The recent statement by former president of the T&T Football Association (TTFA) William Wallace, to me, was just a list of poor excuses that left us with more questions than answers.
While I think Wallace did make some unforced errors and mistakes out of naivety, he has confirmed that some of his actions knowingly disregarded the TTFA board and possibly his United TTFA colleagues.
Wallace confirms that he appointed Peter Miller because of a promise made to Raymond Tim-Kee (deceased) and as a reward to Miller for his support with the TTFA election campaign leadiung up to the November 24, 2019 annual general meeting (AGM).
While Wallace’s loyalty to former TTFA president Tim-Kee’s memory is admirable, his loyalty should always be to the sport and his board and the promises he made to the stakeholders who elected him to lead. One also has to ask the question of the US$30,000 bonus promised and if this is TTFA money being spent on the United TTFA campaign?
It seems very clear that a promise may have been made to both Peter Miller and Terry Fenwick that they would be rewarded with contracts should United TTFA win the election.
Both apparently, were instrumental in developing marketing strategies and alleged sponsors. As long time friends, they had worked together on previous ventures including Fenwick’s first coaching position at Northampton Town in England. Miller then helped to negotiate Fenwick’s national team contract.
While Fenwick may have been the best coaching option anyway, there certainly appears to have been some latitude awarded to him, not least the ability for him to have his contract drawn up by his own legal adviser. It appears that the board approved contract was totally disregarded by Wallace.
But the fact that Miller was appointed to work for TTFA and was simultaneously negotiating for Fenwick could have been regarded as a conflict of interest. Red flags should have been raised and stringent checks on their collaboration should have taken place.
Keith Look-Loy and the rest of the United TTFA was meticulous and relentless in pursuit of the former president David John-William for what they termed possible wrongdoings and rightfully so, but where were the similar traits to run the affairs of the Association. “who was guarding the guards?” Why did the members of United TTFA allow contracts to be issued without any oversight?
For such a close-knit group of comrades, wasn’t anyone interested in what was being offered?
Questions must also be asked of the General Secretary who apparently blindly co-signed these contracts without any reference to the board’s requirements and prior decisions taken. But then, he was awarded a contract that also went against the board’s specific instructions, so perhaps that was motivation enough to not raise any protests or bring this to the attention of the three vice presidents.

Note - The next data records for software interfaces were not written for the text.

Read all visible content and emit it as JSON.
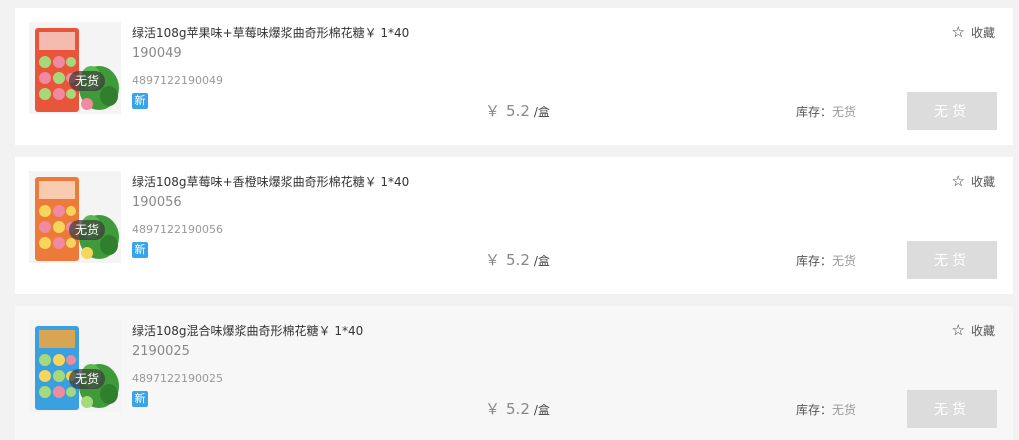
{
  "products": [
    {
      "name": "绿活108g苹果味+草莓味爆浆曲奇形棉花糖￥ 1*40",
      "code": "190049",
      "barcode": "4897122190049",
      "badge": "无货",
      "new_tag": "新",
      "price_symbol": "￥",
      "price": "5.2",
      "unit": "/盒",
      "stock_label": "库存：",
      "stock_value": "无货",
      "fav_label": "收藏",
      "button_label": "无货",
      "pack_color": "#e8553b",
      "candy_colors": [
        "#a6d97a",
        "#f08aa0"
      ]
    },
    {
      "name": "绿活108g草莓味+香橙味爆浆曲奇形棉花糖￥ 1*40",
      "code": "190056",
      "barcode": "4897122190056",
      "badge": "无货",
      "new_tag": "新",
      "price_symbol": "￥",
      "price": "5.2",
      "unit": "/盒",
      "stock_label": "库存：",
      "stock_value": "无货",
      "fav_label": "收藏",
      "button_label": "无货",
      "pack_color": "#ee7a3a",
      "candy_colors": [
        "#f6d65a",
        "#f08aa0"
      ]
    },
    {
      "name": "绿活108g混合味爆浆曲奇形棉花糖￥ 1*40",
      "code": "2190025",
      "barcode": "4897122190025",
      "badge": "无货",
      "new_tag": "新",
      "price_symbol": "￥",
      "price": "5.2",
      "unit": "/盒",
      "stock_label": "库存：",
      "stock_value": "无货",
      "fav_label": "收藏",
      "button_label": "无货",
      "pack_color": "#3aa0e0",
      "candy_colors": [
        "#a6d97a",
        "#f6d65a"
      ]
    }
  ]
}
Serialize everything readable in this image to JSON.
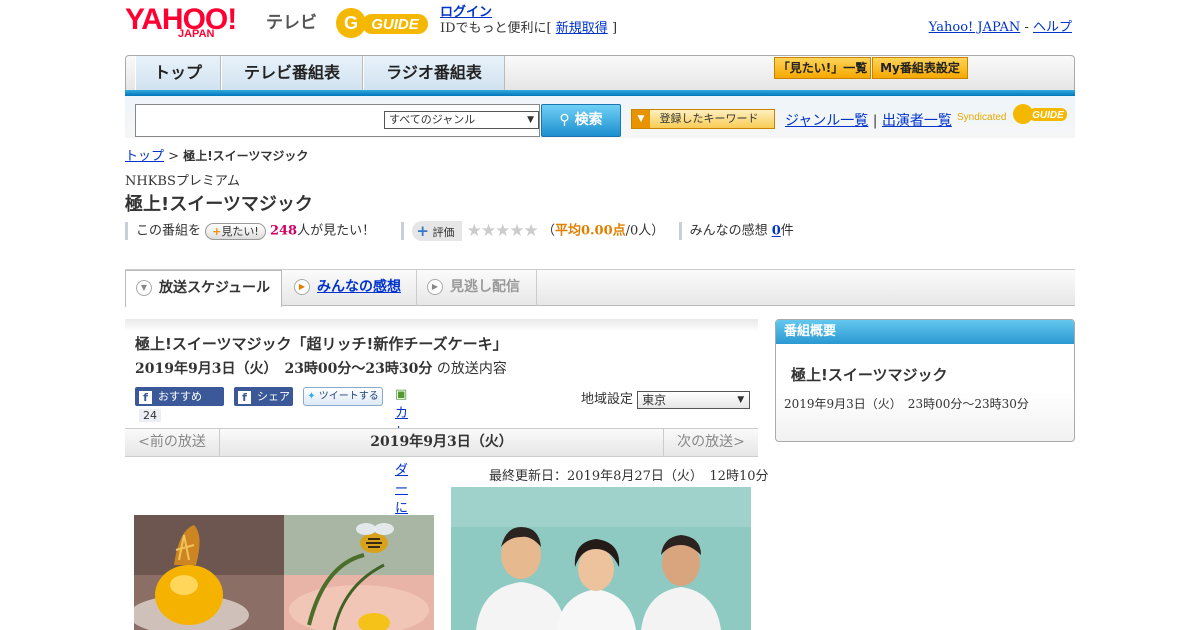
{
  "header": {
    "logo_yahoo": "YAHOO!",
    "logo_japan": "JAPAN",
    "logo_tv": "テレビ",
    "gguide": "GUIDE",
    "login_link": "ログイン",
    "login_text": "IDでもっと便利に[",
    "signup_link": "新規取得",
    "login_text_end": "]",
    "yahoo_japan_link": "Yahoo! JAPAN",
    "sep": "-",
    "help_link": "ヘルプ"
  },
  "nav": {
    "tabs": [
      {
        "label": "トップ"
      },
      {
        "label": "テレビ番組表"
      },
      {
        "label": "ラジオ番組表"
      }
    ],
    "mitai_list": "「見たい!」一覧",
    "my_schedule": "My番組表設定"
  },
  "search": {
    "genre": "すべてのジャンル",
    "button": "検索",
    "keyword_button": "登録したキーワード",
    "genre_list_link": "ジャンル一覧",
    "divider": "|",
    "cast_list_link": "出演者一覧",
    "syndicated": "Syndicated"
  },
  "breadcrumb": {
    "top": "トップ",
    "sep": ">",
    "current": "極上!スイーツマジック"
  },
  "program": {
    "station": "NHKBSプレミアム",
    "title": "極上!スイーツマジック",
    "this_program": "この番組を",
    "mitai_button": "見たい!",
    "mitai_count": "248",
    "mitai_suffix": "人が見たい！",
    "rate_button": "評価",
    "rating": 0,
    "stars": "★★★★★",
    "avg_open": "（",
    "avg_label": "平均0.00点",
    "avg_count": "/0人）",
    "impressions_label": "みんなの感想",
    "impressions_count": "0",
    "impressions_suffix": "件"
  },
  "subtabs": {
    "schedule": "放送スケジュール",
    "impressions": "みんなの感想",
    "vod": "見逃し配信"
  },
  "episode": {
    "title": "極上!スイーツマジック「超リッチ!新作チーズケーキ」",
    "datetime": "2019年9月3日（火）　23時00分～23時30分",
    "datetime_suffix": "の放送内容",
    "fb_recommend": "おすすめ",
    "fb_count": "24",
    "fb_share": "シェア",
    "tweet": "ツイートする",
    "calendar": "カレンダーに登録",
    "region_label": "地域設定",
    "region_value": "東京",
    "prev": "<前の放送",
    "date": "2019年9月3日（火）",
    "next": "次の放送>",
    "updated": "最終更新日：2019年8月27日（火）　12時10分"
  },
  "sidebar": {
    "header": "番組概要",
    "title": "極上!スイーツマジック",
    "time": "2019年9月3日（火）　23時00分～23時30分"
  },
  "colors": {
    "yahoo_red": "#ff0033",
    "nav_blue": "#0077bb",
    "link": "#0033cc",
    "count_red": "#cc0066",
    "rating_orange": "#e08000",
    "gguide_yellow": "#f5b800"
  }
}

Despite several emails from board members many of them (myself included) seeking and requesting transparency in vetting all contracts before being signed all fell on deaf ears and in some instances met with animosity.
It is abundantly clear to me, after witnessing events under both David John-Williams and William Wallace that there are operational loopholes in the TTFA constitution that need amending immediately before going forward.
The board should have a power of veto over all contracts and obligations agreed by the president or executive and every contract should be vetted by a TTFA legal representative and viewed by the board before being handed out in the future.
The requirement that a president should have a minimum of three (3) years’ experience of local football is not required. Similarly, the General Secretary is a redundant position and should be replaced by a chief executive officer (CEO) who is legally responsible for the actions of the executive.
The TTFA board need not be the rubber stamp authority, but instead should be guiding the long term strategies of the association. The current board structure is too large, with board meetings regularly running more than five hours long. An operational seven-member board including only three TTFA members along with three independent board members should be created with certain business skills required such as a marketing director, legal adviser and medical adviser.
The management of TTFA should be streamlined, with greater responsibilities allowed, yet more intense oversight invoked, with gross misconduct such as we have witnessed recently attracting severe penalties.
In the rush to remove David John-Williams, we have learned harsh lessons. But football is a game where you can learn from your mistakes and return stronger than ever. Trinidad and Tobago football has just endured an embarrassing thrashing. It’s now time to take what we have learned, build a solid foundation, and get back to winning ways.
Owner Central FC
Chairman T&T Pro League, Ag.
TTFA Board Director